Question as you read
Think of some questions before you start reading in depth and keep these in mind as you read. You may want to add more as you become familiar with the author's ideas and arguments.
The questions you ask depend on the type of text you are reading. Here are some general questions.
Before you begin reading
- What do I think now?
- Why do I think this?
- What do I want to find out?
Questioning the writing
- What is the author's main argument?
- How good is the evidence for the argument?
- Is it convincing? Why/ why not?
- What are the limitations or flaws in the evidence?
- What would I like to ask the author?
- What are the implications?
- Can the theory be disproved or is it too general?
- Which examples would prove the opposite theory?
- What are the alternatives?
- Who else has written on the topic?
- What are other writers' opinions?
Form your own opinion
- Which bits of the author's argument do I want to use/ reflect on in my essay?
- Do I agree?
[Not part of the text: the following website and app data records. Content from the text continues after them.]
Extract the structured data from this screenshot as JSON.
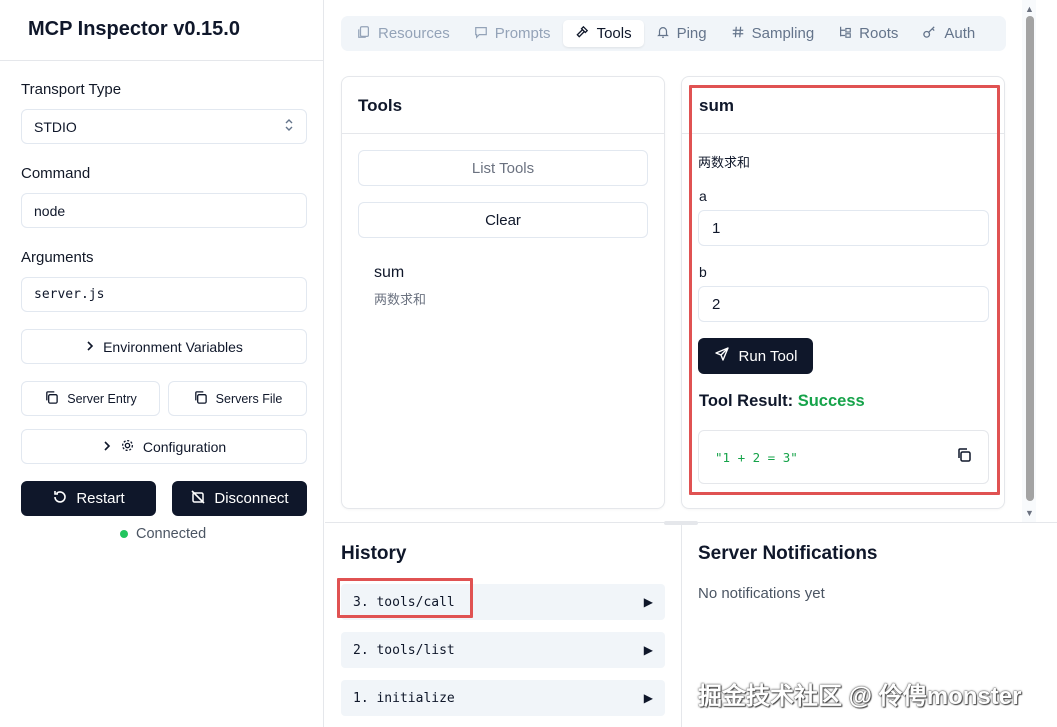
{
  "app": {
    "title": "MCP Inspector v0.15.0"
  },
  "sidebar": {
    "transport_label": "Transport Type",
    "transport_value": "STDIO",
    "command_label": "Command",
    "command_value": "node",
    "arguments_label": "Arguments",
    "arguments_value": "server.js",
    "env_vars_label": "Environment Variables",
    "server_entry_label": "Server Entry",
    "servers_file_label": "Servers File",
    "configuration_label": "Configuration",
    "restart_label": "Restart",
    "disconnect_label": "Disconnect",
    "status_text": "Connected",
    "status_color": "#22c55e"
  },
  "tabs": [
    {
      "label": "Resources",
      "icon": "resources-icon"
    },
    {
      "label": "Prompts",
      "icon": "prompts-icon"
    },
    {
      "label": "Tools",
      "icon": "hammer-icon",
      "active": true
    },
    {
      "label": "Ping",
      "icon": "bell-icon"
    },
    {
      "label": "Sampling",
      "icon": "hash-icon"
    },
    {
      "label": "Roots",
      "icon": "roots-icon"
    },
    {
      "label": "Auth",
      "icon": "key-icon"
    }
  ],
  "tools_panel": {
    "title": "Tools",
    "list_tools_label": "List Tools",
    "clear_label": "Clear",
    "items": [
      {
        "name": "sum",
        "description": "两数求和"
      }
    ]
  },
  "tool_detail": {
    "title": "sum",
    "description": "两数求和",
    "param_a_label": "a",
    "param_a_value": "1",
    "param_b_label": "b",
    "param_b_value": "2",
    "run_label": "Run Tool",
    "result_prefix": "Tool Result:",
    "result_status": "Success",
    "result_output": "\"1 + 2 = 3\""
  },
  "history": {
    "title": "History",
    "items": [
      {
        "label": "3. tools/call"
      },
      {
        "label": "2. tools/list"
      },
      {
        "label": "1. initialize"
      }
    ]
  },
  "notifications": {
    "title": "Server Notifications",
    "empty_text": "No notifications yet"
  },
  "watermark": "掘金技术社区 @ 伶俜monster",
  "colors": {
    "accent_dark": "#0f172a",
    "success": "#16a34a",
    "highlight": "#e05252"
  }
}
If so, why?
- How do the author's ideas fit in with my own?
- How do they fit with other relevant theories/ideas?
- How does they contrast with other theories/ideas?
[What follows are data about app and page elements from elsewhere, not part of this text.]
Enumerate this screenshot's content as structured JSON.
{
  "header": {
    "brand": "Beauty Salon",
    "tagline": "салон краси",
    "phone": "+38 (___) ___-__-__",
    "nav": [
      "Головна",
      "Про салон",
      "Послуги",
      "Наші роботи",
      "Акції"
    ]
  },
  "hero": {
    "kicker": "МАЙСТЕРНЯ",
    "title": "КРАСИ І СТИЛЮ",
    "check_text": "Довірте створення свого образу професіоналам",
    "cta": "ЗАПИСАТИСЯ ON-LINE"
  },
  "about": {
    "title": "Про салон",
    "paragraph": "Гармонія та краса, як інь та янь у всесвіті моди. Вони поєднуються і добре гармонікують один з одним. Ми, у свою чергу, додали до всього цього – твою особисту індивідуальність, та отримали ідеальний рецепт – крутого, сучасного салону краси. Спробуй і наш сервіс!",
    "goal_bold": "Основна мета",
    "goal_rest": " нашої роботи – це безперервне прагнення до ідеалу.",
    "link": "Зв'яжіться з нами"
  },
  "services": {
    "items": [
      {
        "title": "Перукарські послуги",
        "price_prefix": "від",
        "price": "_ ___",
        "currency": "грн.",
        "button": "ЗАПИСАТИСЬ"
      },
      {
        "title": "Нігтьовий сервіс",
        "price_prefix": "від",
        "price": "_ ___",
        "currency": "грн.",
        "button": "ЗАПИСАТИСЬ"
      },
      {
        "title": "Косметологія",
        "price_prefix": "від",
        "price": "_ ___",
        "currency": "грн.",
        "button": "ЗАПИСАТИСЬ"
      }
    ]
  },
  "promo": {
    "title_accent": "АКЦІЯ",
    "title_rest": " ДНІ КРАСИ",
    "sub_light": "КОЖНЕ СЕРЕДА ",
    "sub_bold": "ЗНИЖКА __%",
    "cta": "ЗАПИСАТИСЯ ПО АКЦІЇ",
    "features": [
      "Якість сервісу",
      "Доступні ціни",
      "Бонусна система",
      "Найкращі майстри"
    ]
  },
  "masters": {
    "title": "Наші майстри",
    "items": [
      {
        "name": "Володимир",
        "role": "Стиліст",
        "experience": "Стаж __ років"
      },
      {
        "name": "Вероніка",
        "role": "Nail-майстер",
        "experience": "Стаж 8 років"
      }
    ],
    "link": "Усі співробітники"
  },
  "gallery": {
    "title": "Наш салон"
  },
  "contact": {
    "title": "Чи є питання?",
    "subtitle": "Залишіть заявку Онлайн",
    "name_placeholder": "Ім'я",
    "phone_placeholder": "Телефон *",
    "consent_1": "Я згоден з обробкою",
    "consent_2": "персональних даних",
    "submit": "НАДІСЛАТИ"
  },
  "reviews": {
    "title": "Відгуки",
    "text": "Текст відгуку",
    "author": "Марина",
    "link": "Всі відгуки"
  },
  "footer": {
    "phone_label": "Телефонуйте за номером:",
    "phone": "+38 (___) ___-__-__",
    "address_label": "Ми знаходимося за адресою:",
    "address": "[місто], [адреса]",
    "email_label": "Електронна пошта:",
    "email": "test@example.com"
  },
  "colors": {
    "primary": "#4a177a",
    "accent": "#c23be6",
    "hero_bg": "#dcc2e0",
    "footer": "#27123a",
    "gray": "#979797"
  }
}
- Is my own theory/idea still valid? If so, why?
- Am I surprised by any of the reading? If so, why?
Before you do the activity, look at Approaches to reading.
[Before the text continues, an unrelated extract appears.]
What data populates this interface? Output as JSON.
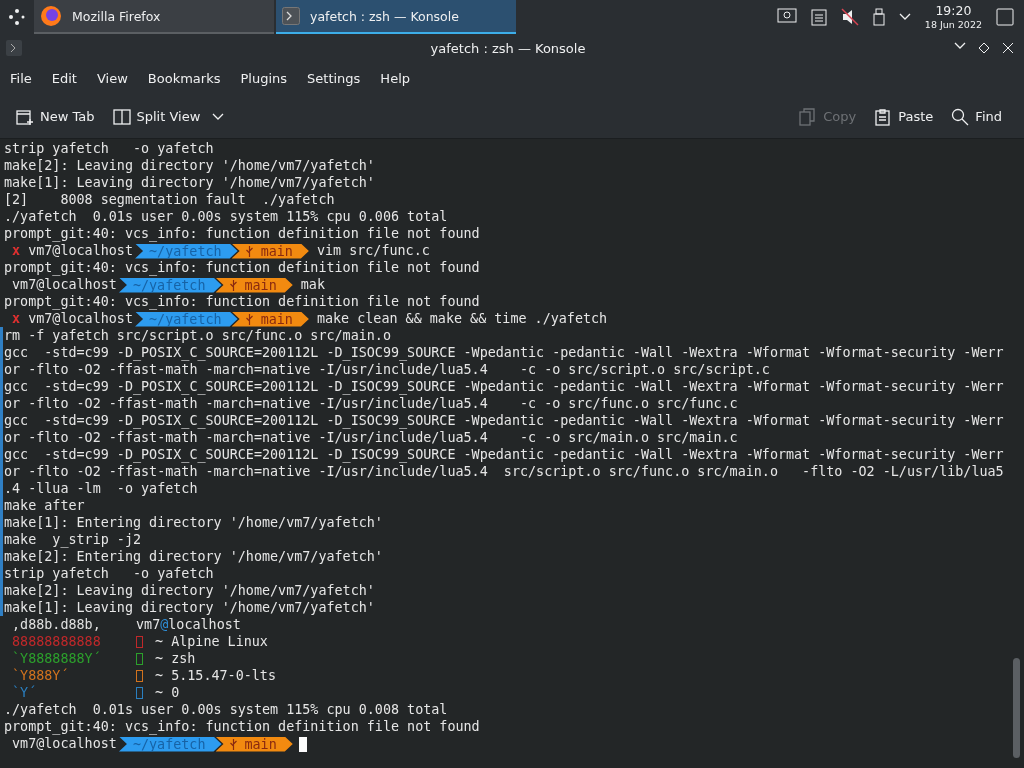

This activity will help you practice critical reading by questioning as you read. Choose an essay title below and then look at the text for suggested reading. Write down any questions that you'd like to find out and anything that comes to mind as you're reading. You can do this on a piece of paper or using an appropriate app on your phone or tablet.
Essay title: Is capitalism the cause of or solution to environmental problems?
Suggested reading: Ecology and Society: An Introduction [pdf 1.0 MB] by Luke Martell pages 62-72.
Essay title: What are the influences affecting children's acquisition of gender roles?
Suggested reading: Chapter 5 Gender Identity and the development of gender roles [pdf 1.8 MB] by Robin Banerjee (This text has been used with permission from the publisher. Please note: Copyright © The Open University 2005 All rights reserved)